53

Guidelines for selecting an ART regimen in pregnancy

-At least one nucleoside reverse transcriptase inhibitor (NRTI) with high placental transfer (zidovudine/lamivudine/stavudine/tenofovir/abacavir) should be included if possible.-AZT should be part of the regimen in all pregnant women unless contraindicated: antepartum AZT orally 300 mg bid from week 14 until delivery -AZT can cause anemia and neutropenia, so monitor CBC.

54

AZT dosing in labor

Intrapartum infusion of AZT IV 2 mg/kg over the first hour followed by a continuous infusion of 1 mg/kg/hr until delivery.

55

ARV medications/combinations to avoid

Efavirenz, hydroxyurea, amprenavir solution, combinations of AZT with d4T or d4T with ddI.

56

Side effects of AZT

Hemoglobin < 8 g/dLAbsolute neutrophil count < 750 cells/mm3AST or ALT > 5x nlRarely linked to mitochondrial toxicity in neonates

57

Side effects of protease inhibitors

Hyperglycemia (new-onset DM, exacerbation of existing DM, DKA)

58

Side effects of non-nucleoside reverse transcriptase inhibitors

(Nevirapine)RashHepatotoxicityRisk higher if CD4 > 250 cells/mm3Monitor transaminases, esp in first 18w of tx

59

Are there any teratogenic ARV agents?

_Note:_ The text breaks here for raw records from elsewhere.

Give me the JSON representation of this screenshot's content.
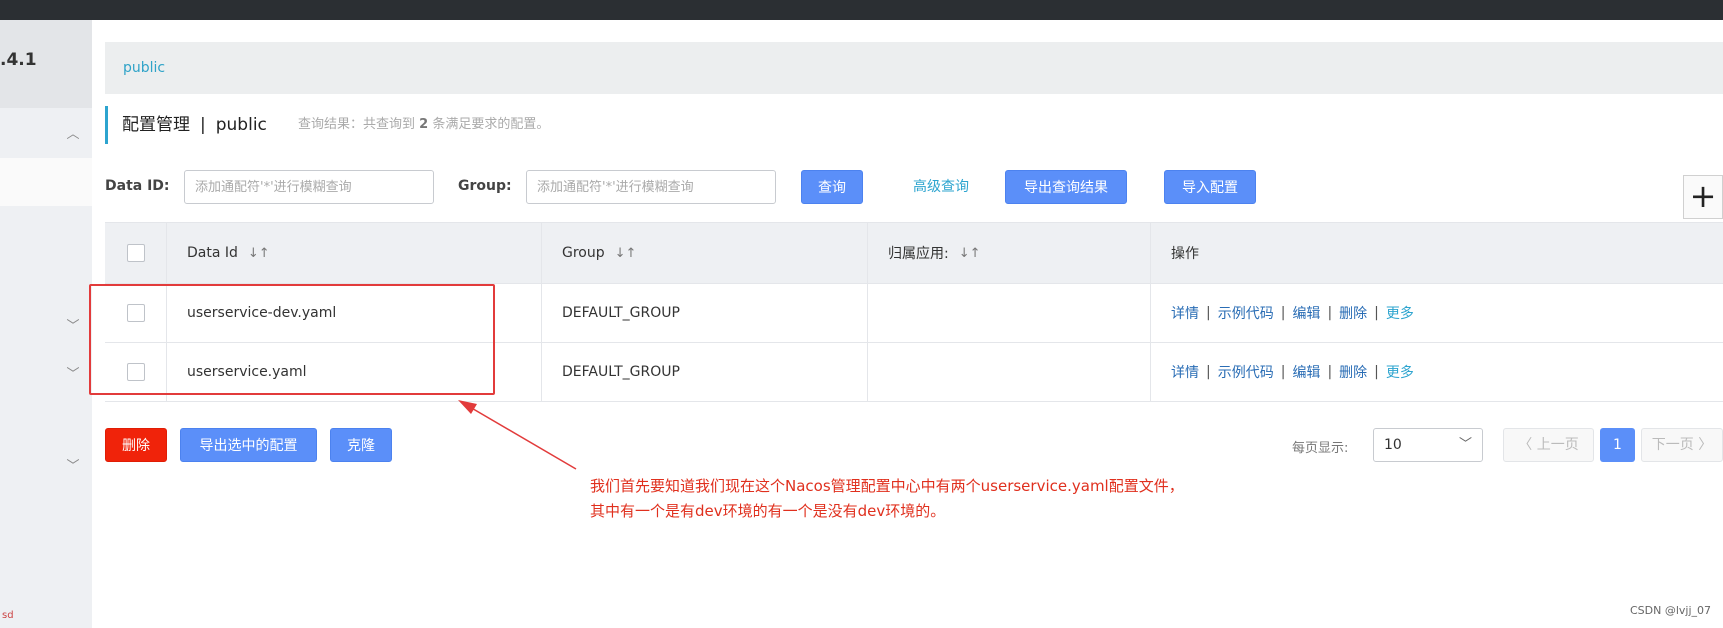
{
  "sidebar": {
    "version": ".4.1",
    "footer_text": "sd"
  },
  "namespace": {
    "current": "public"
  },
  "title": {
    "main": "配置管理",
    "separator": "|",
    "namespace": "public",
    "result_prefix": "查询结果：共查询到",
    "result_count": "2",
    "result_suffix": "条满足要求的配置。"
  },
  "search": {
    "dataid_label": "Data ID:",
    "dataid_placeholder": "添加通配符'*'进行模糊查询",
    "group_label": "Group:",
    "group_placeholder": "添加通配符'*'进行模糊查询",
    "query_button": "查询",
    "advanced_link": "高级查询",
    "export_button": "导出查询结果",
    "import_button": "导入配置",
    "add_icon": "plus-icon"
  },
  "table": {
    "headers": {
      "data_id": "Data Id",
      "group": "Group",
      "app": "归属应用:",
      "ops": "操作",
      "sort_icon": "↓↑"
    },
    "rows": [
      {
        "data_id": "userservice-dev.yaml",
        "group": "DEFAULT_GROUP",
        "app": ""
      },
      {
        "data_id": "userservice.yaml",
        "group": "DEFAULT_GROUP",
        "app": ""
      }
    ],
    "ops": {
      "detail": "详情",
      "sample": "示例代码",
      "edit": "编辑",
      "delete": "删除",
      "more": "更多",
      "pipe": "|"
    }
  },
  "actions": {
    "delete_button": "删除",
    "export_selected_button": "导出选中的配置",
    "clone_button": "克隆"
  },
  "pagination": {
    "per_page_label": "每页显示:",
    "per_page_value": "10",
    "prev": "上一页",
    "current": "1",
    "next": "下一页"
  },
  "annotation": {
    "line1": "我们首先要知道我们现在这个Nacos管理配置中心中有两个userservice.yaml配置文件，",
    "line2": "其中有一个是有dev环境的有一个是没有dev环境的。",
    "color": "#e0301e"
  },
  "watermark": "CSDN @lvjj_07"
}
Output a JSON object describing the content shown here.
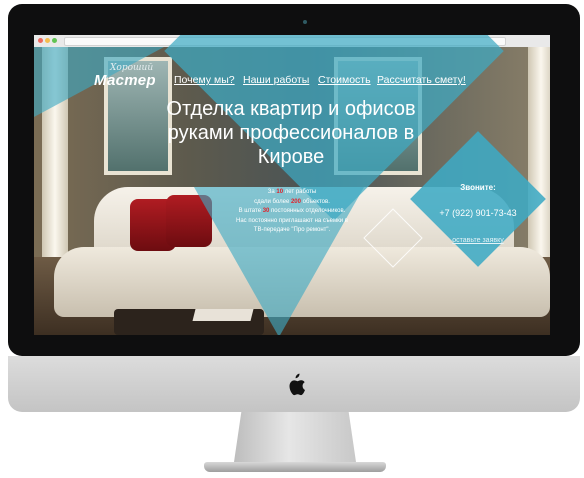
{
  "site": {
    "logo": {
      "script_text": "Хороший",
      "main_text": "Мастер"
    },
    "nav": [
      {
        "label": "Почему мы?"
      },
      {
        "label": "Наши работы"
      },
      {
        "label": "Стоимость"
      },
      {
        "label": "Рассчитать смету!"
      }
    ],
    "headline": "Отделка квартир и офисов руками профессионалов в Кирове",
    "copy": {
      "line1_a": "За ",
      "line1_num": "10",
      "line1_b": " лет работы",
      "line2_a": "сдали более ",
      "line2_num": "200",
      "line2_b": " объектов.",
      "line3_a": "В штате ",
      "line3_num": "30",
      "line3_b": " постоянных отделочников.",
      "line4": "Нас постоянно приглашают на съемки в",
      "line5": "ТВ-передаче \"Про ремонт\"."
    },
    "call": {
      "label": "Звоните:",
      "phone": "+7 (922) 901-73-43",
      "request_link": "оставьте заявку"
    }
  },
  "colors": {
    "accent": "#3eaac4",
    "highlight": "#e0232b",
    "bezel": "#0e0e0f",
    "chin": "#d0d0d0"
  },
  "icons": [
    "apple-logo-icon"
  ]
}
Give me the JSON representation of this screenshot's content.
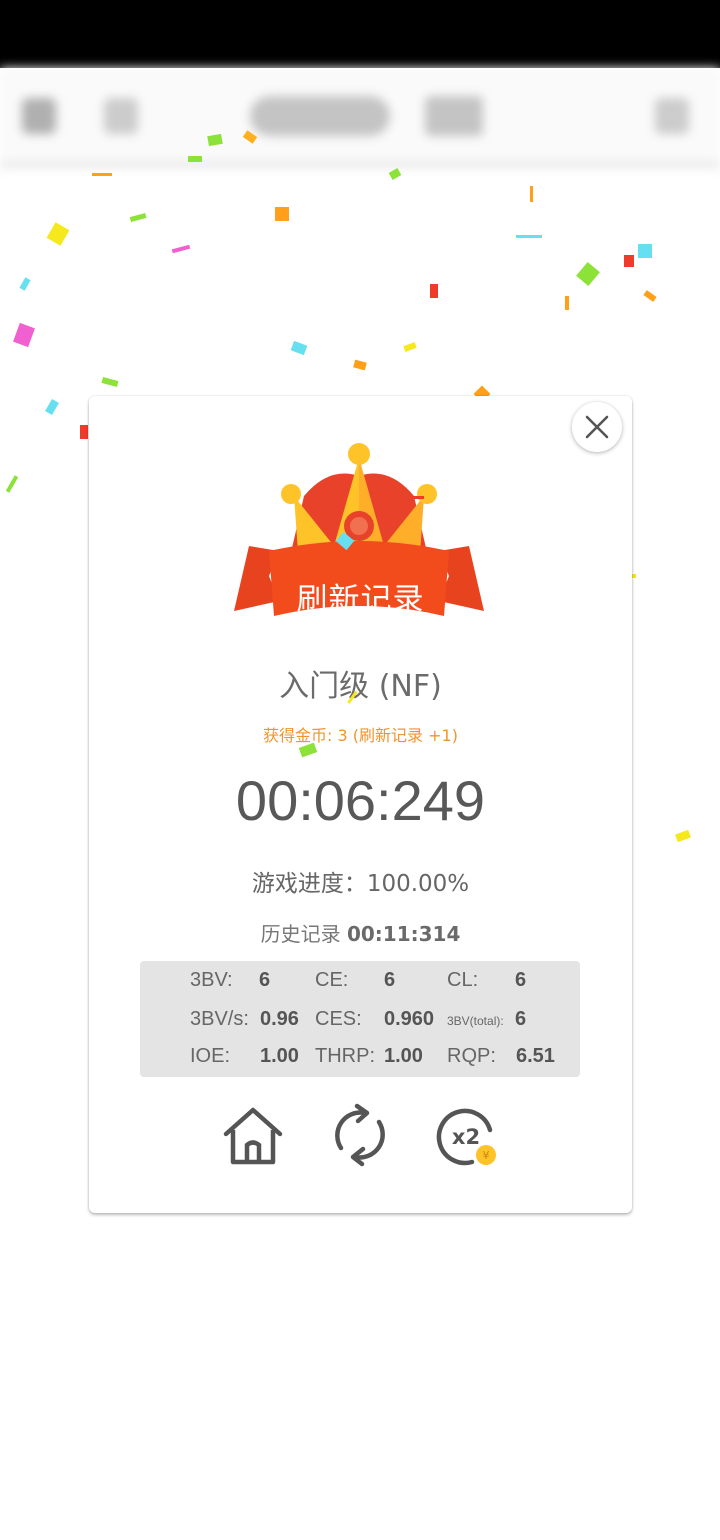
{
  "dialog": {
    "badge": "刷新记录",
    "level": "入门级 (NF)",
    "coins_text": "获得金币: 3 (刷新记录 +1)",
    "time": "00:06:249",
    "progress": "游戏进度：100.00%",
    "history_label": "历史记录",
    "history_time": "00:11:314",
    "stats": {
      "r1": {
        "l1": "3BV:",
        "v1": "6",
        "l2": "CE:",
        "v2": "6",
        "l3": "CL:",
        "v3": "6"
      },
      "r2": {
        "l1": "3BV/s:",
        "v1": "0.96",
        "l2": "CES:",
        "v2": "0.960",
        "l3": "3BV(total):",
        "v3": "6"
      },
      "r3": {
        "l1": "IOE:",
        "v1": "1.00",
        "l2": "THRP:",
        "v2": "1.00",
        "l3": "RQP:",
        "v3": "6.51"
      }
    },
    "actions": {
      "home_icon": "home-icon",
      "restart_icon": "restart-icon",
      "double_icon": "double-coins-icon",
      "double_label": "x2",
      "coin_label": "¥"
    }
  },
  "colors": {
    "accent": "#f0952d",
    "ribbon": "#e8431f",
    "crown_gold": "#ffc32a"
  }
}
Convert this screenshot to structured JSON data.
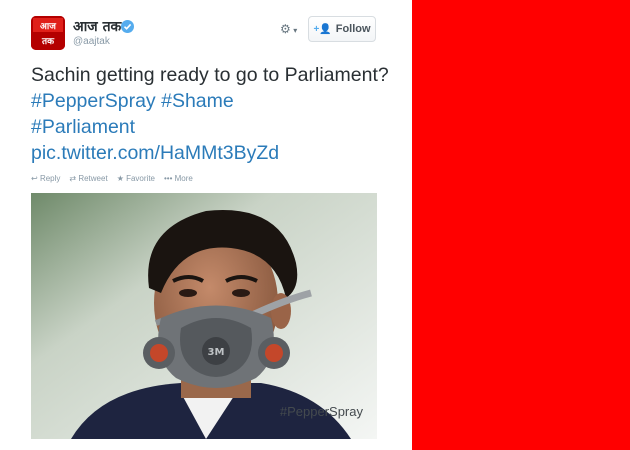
{
  "tweet": {
    "user_name": "आज तक",
    "handle": "@aajtak",
    "follow_label": "Follow",
    "text_plain": "Sachin getting ready to go to Parliament? ",
    "hashtag_1": "#PepperSpray",
    "hashtag_2": "#Shame",
    "hashtag_3": "#Parliament",
    "link": "pic.twitter.com/HaMMt3ByZd",
    "actions": {
      "reply": "Reply",
      "retweet": "Retweet",
      "favorite": "Favorite",
      "more": "More"
    },
    "photo_overlay": "#PepperSpray",
    "mask_brand": "3M"
  },
  "icons": {
    "verified": "verified-badge-icon",
    "gear": "gear-icon",
    "follow": "add-user-icon"
  },
  "colors": {
    "link": "#2b7bb9",
    "side_panel": "#ff0000",
    "verified": "#55acee"
  }
}
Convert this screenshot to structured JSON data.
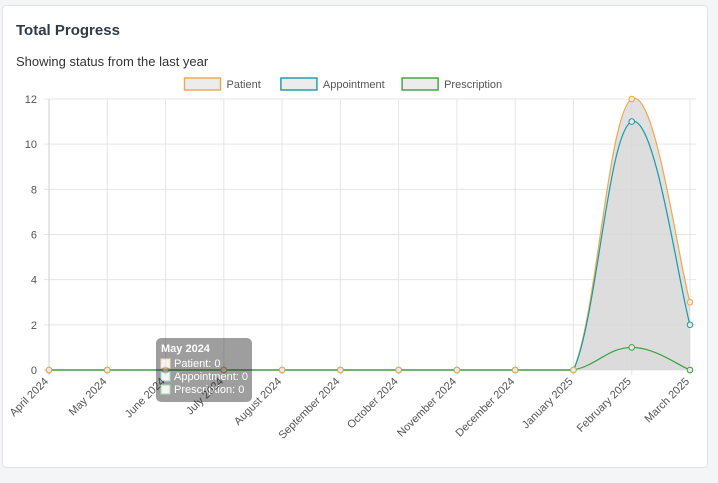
{
  "card": {
    "title": "Total Progress",
    "subtitle": "Showing status from the last year"
  },
  "colors": {
    "patient": "#f0a848",
    "appointment": "#1a9aa8",
    "prescription": "#3aa33a",
    "fill": "#d7d7d7"
  },
  "chart_data": {
    "type": "line",
    "title": "",
    "xlabel": "",
    "ylabel": "",
    "ylim": [
      0,
      12
    ],
    "yticks": [
      0,
      2,
      4,
      6,
      8,
      10,
      12
    ],
    "grid": true,
    "legend_position": "top-center",
    "categories": [
      "April 2024",
      "May 2024",
      "June 2024",
      "July 2024",
      "August 2024",
      "September 2024",
      "October 2024",
      "November 2024",
      "December 2024",
      "January 2025",
      "February 2025",
      "March 2025"
    ],
    "series": [
      {
        "name": "Patient",
        "color": "#f0a848",
        "values": [
          0,
          0,
          0,
          0,
          0,
          0,
          0,
          0,
          0,
          0,
          12,
          3
        ]
      },
      {
        "name": "Appointment",
        "color": "#1a9aa8",
        "values": [
          0,
          0,
          0,
          0,
          0,
          0,
          0,
          0,
          0,
          0,
          11,
          2
        ]
      },
      {
        "name": "Prescription",
        "color": "#3aa33a",
        "values": [
          0,
          0,
          0,
          0,
          0,
          0,
          0,
          0,
          0,
          0,
          1,
          0
        ]
      }
    ],
    "tooltip": {
      "title": "May 2024",
      "lines": [
        "Patient: 0",
        "Appointment: 0",
        "Prescription: 0"
      ]
    }
  }
}
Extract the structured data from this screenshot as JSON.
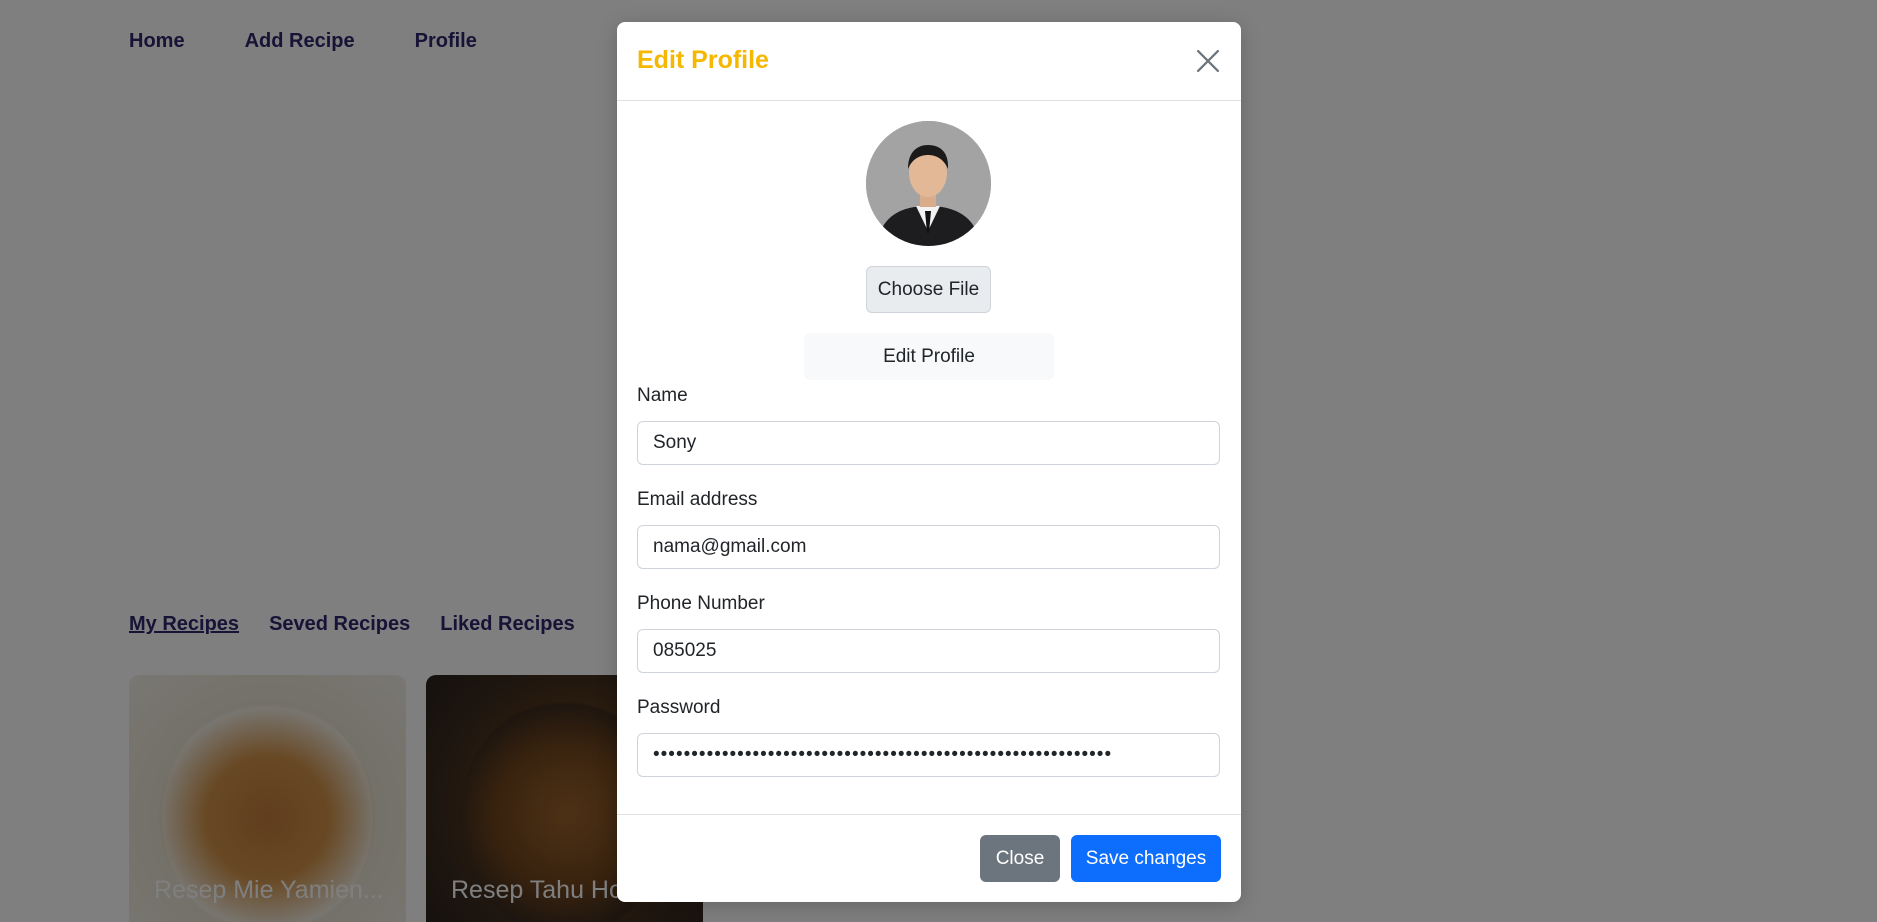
{
  "nav": {
    "home": "Home",
    "add_recipe": "Add Recipe",
    "profile": "Profile"
  },
  "tabs": {
    "my_recipes": "My Recipes",
    "saved_recipes": "Seved Recipes",
    "liked_recipes": "Liked Recipes"
  },
  "cards": [
    {
      "title": "Resep Mie Yamien..."
    },
    {
      "title": "Resep Tahu Ho..."
    }
  ],
  "modal": {
    "title": "Edit Profile",
    "choose_file_label": "Choose File",
    "edit_profile_label": "Edit Profile",
    "fields": {
      "name_label": "Name",
      "name_value": "Sony",
      "email_label": "Email address",
      "email_value": "nama@gmail.com",
      "phone_label": "Phone Number",
      "phone_value": "085025",
      "password_label": "Password",
      "password_value": "............................................................"
    },
    "close_label": "Close",
    "save_label": "Save changes"
  },
  "colors": {
    "nav_text": "#2e266f",
    "modal_title": "#f5b700",
    "primary": "#0d6efd",
    "secondary": "#6c757d"
  },
  "icons": {
    "modal_close": "close-icon"
  }
}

Efavirenz - increased NTDs in animal studies

60

Antiretroviral tx in pregnancy - recommended agents

NRTI - Zidovudine (AZT, aka Retrovir) + Lamivudine (3TC, aka Epivir)) = CombivirNNRTI - Nevirapine (aka Viramune)PI - Lopinavir/ritonavir (aka Kaletra)

61

Antiretroviral tx in pregnancy - alternate agents

NRTI - Didanosine (ddI, aka Videx), Emtricitabine (aka Emtriva), Stavudine (d4T, aka Zerit), Abacavir (aka Ziagen)[fatal lactic acidosis has occured w/ ddI+D4T, use only if no other alternative]PI - Indinavir (Crixivan, requires boosting with ritonavir); Nelfinavir (Viricept), Atazanavir (Reyataz), Saquinavir (Invirase)

62

Antiretroviral tx in pregnancy - use in special circumstances

NRTI - Tenofovir (Viread, limited studies in preg, bone demineralization w/ chronic use)NNRTI - Efavirenz (Sustiva, CNS defects, avoid in 1st trim)PI - Amprenavir, Fosamprenavir - no studies in human pregnancy

63

Which ARV should be used in HBV+ pts?

Lamivudine, Tenofovir

64

Which uterotonic should be avoided due to the risk for protease inhibitor p450 interaction?

Methergine

65

Vaccines in HIV+ pts

PneumovaxHepatitis BInfluenzaHepatitis A if HCV+TetanusDiptheriaInactivated polio if at riskRubella PP if CD4 > 200Varicella - being evaluated, not currently recommendedBCG - should not be administered

66

Opportunistic infections

Pneumocystis jiroveci pneumoniaToxoplasmic encephalitisDisseminated Mycobacterium avium complexMycobacterium tuberculosisVaricella zoster virusCandidiasisNon-Hodgkin lymphoma

67

PCP pneumonia - indications for prophylaxis and first line drug

CD4 count <14History of AIDS-defining illnessHistory of oropharyngeal candidiasisHistory of PCP pneumonia (secondary prophylaxis)Trimethoprim-sulfamethoxazole(TMP-SMZ) one DS tablet daily

68

Disseminated MAC - indications for prophylaxis and first line tx

CD4 < 50 cells/uLAzithromycin 1200 mg PO/wk

69

Toxoplasmic encephalitis - indications for prophylaxis and first line tx

CD4 < 100 cells/uLSeropositive for T. gondii IgGTMP-SMZ one DS tab daily

70

Mycobacterium tuberculosis - indications for prophylaxis and first line tx

PPD >/= 5mm ORPrior + PPD w/o adequate tx ORContact with person with active TBregardless of PPD statusINH sensitive:INH 300 mg po + pyridoxine 50 mg po daily x 9 mo ORINH 900 mg po + pyridoxine 100 mg po 2x/w x 9 moINH resistant:Rifampin 600 mg po daily ORrifabutin 300 mg po daily x 4 mo

71

Varicella zoster - indications for prophylaxis and first line tx

Varicella nonimmune and exposed tochickenpox or shinglesVaricella Zoster immune globulin—5 vials (1.25 mL each) within 48–96 hours ofexposure

72

Cryptococcus - indications for prophylaxis and first line tx

CD4 < 50/mm3Fluconazole 150 mg PO daily

73

HSV - indications for prophylaxis and first line tx

Recurrent outbreaksAcyclovir 400 mg BID

74

Candidiasis - indications for prophylaxis and first line tx

Recurrent infectionsFluconazole 150 mg PO daily

75

What is the most common serious opportunistic disease in women w/ HIV?

PCP pneumonia

76

What is the second most common serious opportunistic disease in women w/ HIV?

Mycobacterium avium complex